The league and union have to solve a mountain of critical problems to make summer hockey a reality. This contract issue may not get to that level, but it will surely be questioned. And if in fact this becomes a point of conflict, it does not mean that the union is no longer “collaborative” or that the players are “selfish.”
We are told that the AP Return to Play Committee, which has been essential in working with the league on the return of 24 teams, is likely to dissolve once the parties clarify the final details of the tournament.
Bracketing versus reseeding, and determining whether the first two rounds of the 16-team playoffs will be best-of-five or best-of-seven are the highlights of the record. They are expected to be resolved this week.
There has been no talk, at least until now, of introducing new game rules for the tournament. And there has been no suggestion that the league will propose, as a safety measure, to make full face shields mandatory.
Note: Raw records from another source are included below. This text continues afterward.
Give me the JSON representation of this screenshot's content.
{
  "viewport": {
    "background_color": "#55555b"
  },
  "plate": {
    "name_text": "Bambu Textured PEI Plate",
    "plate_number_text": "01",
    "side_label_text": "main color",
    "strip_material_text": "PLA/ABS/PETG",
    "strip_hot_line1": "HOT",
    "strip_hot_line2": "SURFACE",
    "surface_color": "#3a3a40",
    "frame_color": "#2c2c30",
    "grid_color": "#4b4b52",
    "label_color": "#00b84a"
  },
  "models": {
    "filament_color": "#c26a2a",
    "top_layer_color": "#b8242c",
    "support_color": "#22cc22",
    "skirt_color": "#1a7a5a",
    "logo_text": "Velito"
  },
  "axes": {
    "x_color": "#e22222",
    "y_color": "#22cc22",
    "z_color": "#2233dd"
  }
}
That is what the AP would be expected to oppose.
The NHL’s desire to name a Canadian local as one of its two central cities has nothing to do with nationalism or television ratings, but has to do with the issue of currency and possible significant cost savings. . Today, $ 100 in the United States equals $ 139 in Canadian money.
So the regular season stats book has closed and with that Jimmy Howard has made the dubious distinction of becoming the sixth goalkeeper in NHL history to play in up to 25 games and win two or fewer.
Howard, who had a staggering 2-23-2 in 27 games for the Red Wings, joins a roster that includes Wilf Cude from the 1930-31 expansion Philadelphia Quakers (2-23-3); Michel Belhumeur of the Expansion Capitals 1974-75 (0-24-3); Michel Dion of the Tank Penguins 1983-84 (2-19-4); Daniel Berthiaume of the expansion senators 1992-93 (2-17-1); and Jeff Hackett of the 1992-93 Expansion Sharks (2-30-1).
Finally, I just have to say it’s a good day when Wilf Cude does Slap Shots.